▶ TASK TO COMPLETE
What lines of the data include the string "поля"? Copy them all.
:::::
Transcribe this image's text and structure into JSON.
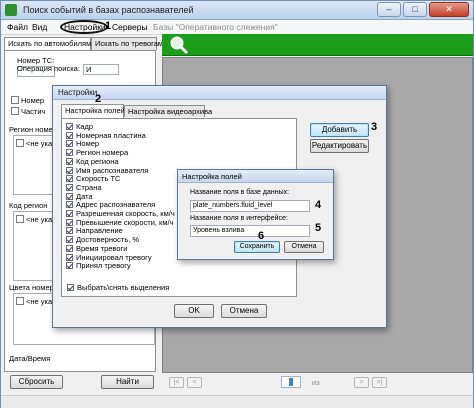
{
  "window": {
    "title": "Поиск событий в базах распознавателей",
    "min_glyph": "–",
    "max_glyph": "□",
    "close_glyph": "✕"
  },
  "menubar": {
    "file": "Файл",
    "view": "Вид",
    "settings": "Настройки",
    "servers": "Серверы",
    "database": "Базы \"Оперативного слежения\""
  },
  "annotations": {
    "m1": "1",
    "m2": "2",
    "m3": "3",
    "m4": "4",
    "m5": "5",
    "m6": "6"
  },
  "left_panel": {
    "tab_vehicles": "Искать по автомобилям",
    "tab_alarms": "Искать по тревогам",
    "plate_label": "Номер ТС:",
    "search_op_label": "Операция поиска:",
    "search_op_value": "И",
    "cb1_label": "Номер",
    "cb2_label": "Частич",
    "region_group": "Регион номер",
    "region_item": "<не указ",
    "code_group": "Код регион",
    "code_item": "<не указ",
    "color_group": "Цвета номер",
    "color_item": "<не указ",
    "datetime_label": "Дата/Время",
    "reset_button": "Сбросить",
    "find_button": "Найти"
  },
  "bottom_nav": {
    "first": "|<",
    "prev": "<",
    "next": ">",
    "last": ">|",
    "of_text": "из"
  },
  "settings_dialog": {
    "title": "Настройки",
    "tab_fields": "Настройка полей",
    "tab_video": "Настройка видеоархива",
    "fields": [
      "Кадр",
      "Номерная пластина",
      "Номер",
      "Регион номера",
      "Код региона",
      "Имя распознавателя",
      "Скорость ТС",
      "Страна",
      "Дата",
      "Адрес распознавателя",
      "Разрешенная скорость, км/ч",
      "Превышение скорости, км/ч",
      "Направление",
      "Достоверность, %",
      "Время тревоги",
      "Инициировал тревогу",
      "Принял тревогу"
    ],
    "select_all": "Выбрать\\снять выделения",
    "add_button": "Добавить",
    "edit_button": "Редактировать",
    "ok_button": "OK",
    "cancel_button": "Отмена"
  },
  "field_dialog": {
    "title": "Настройка полей",
    "db_name_label": "Название поля в базе данных:",
    "db_name_value": "plate_numbers.fluid_level",
    "ui_name_label": "Название поля в интерфейсе:",
    "ui_name_value": "Уровень взлива",
    "save_button": "Сохранить",
    "cancel_button": "Отмена"
  }
}
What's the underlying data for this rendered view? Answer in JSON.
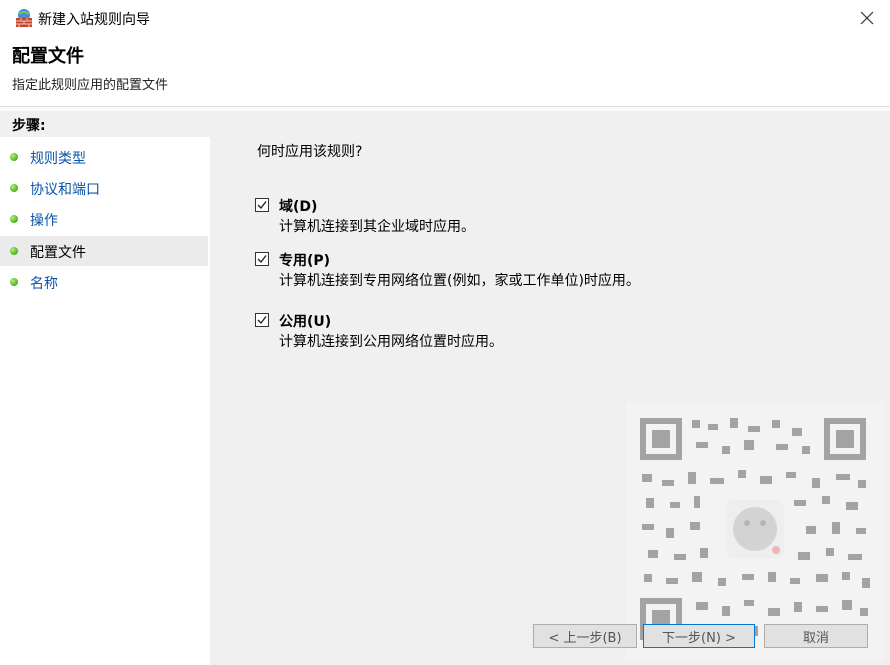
{
  "window": {
    "title": "新建入站规则向导",
    "close_glyph": "✕"
  },
  "header": {
    "title": "配置文件",
    "subtitle": "指定此规则应用的配置文件"
  },
  "sidebar": {
    "title": "步骤:",
    "items": [
      {
        "label": "规则类型",
        "active": false
      },
      {
        "label": "协议和端口",
        "active": false
      },
      {
        "label": "操作",
        "active": false
      },
      {
        "label": "配置文件",
        "active": true
      },
      {
        "label": "名称",
        "active": false
      }
    ]
  },
  "main": {
    "question": "何时应用该规则?",
    "options": [
      {
        "label": "域(D)",
        "description": "计算机连接到其企业域时应用。",
        "checked": true
      },
      {
        "label": "专用(P)",
        "description": "计算机连接到专用网络位置(例如，家或工作单位)时应用。",
        "checked": true
      },
      {
        "label": "公用(U)",
        "description": "计算机连接到公用网络位置时应用。",
        "checked": true
      }
    ]
  },
  "buttons": {
    "back": "< 上一步(B)",
    "next": "下一步(N) >",
    "cancel": "取消"
  },
  "colors": {
    "link": "#0b54a8",
    "panel": "#f0f0f0",
    "bullet": "#5cc02a",
    "focus": "#0078d7"
  },
  "icons": {
    "app": "firewall-wall-icon",
    "close": "close-icon",
    "bullet": "green-dot-icon",
    "check": "checkmark-icon"
  }
}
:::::
▶ OUTPUT FOR THIS TASK
    "db_name_label": "Название поля в базе данных:",
    "ui_name_label": "Название поля в интерфейсе:",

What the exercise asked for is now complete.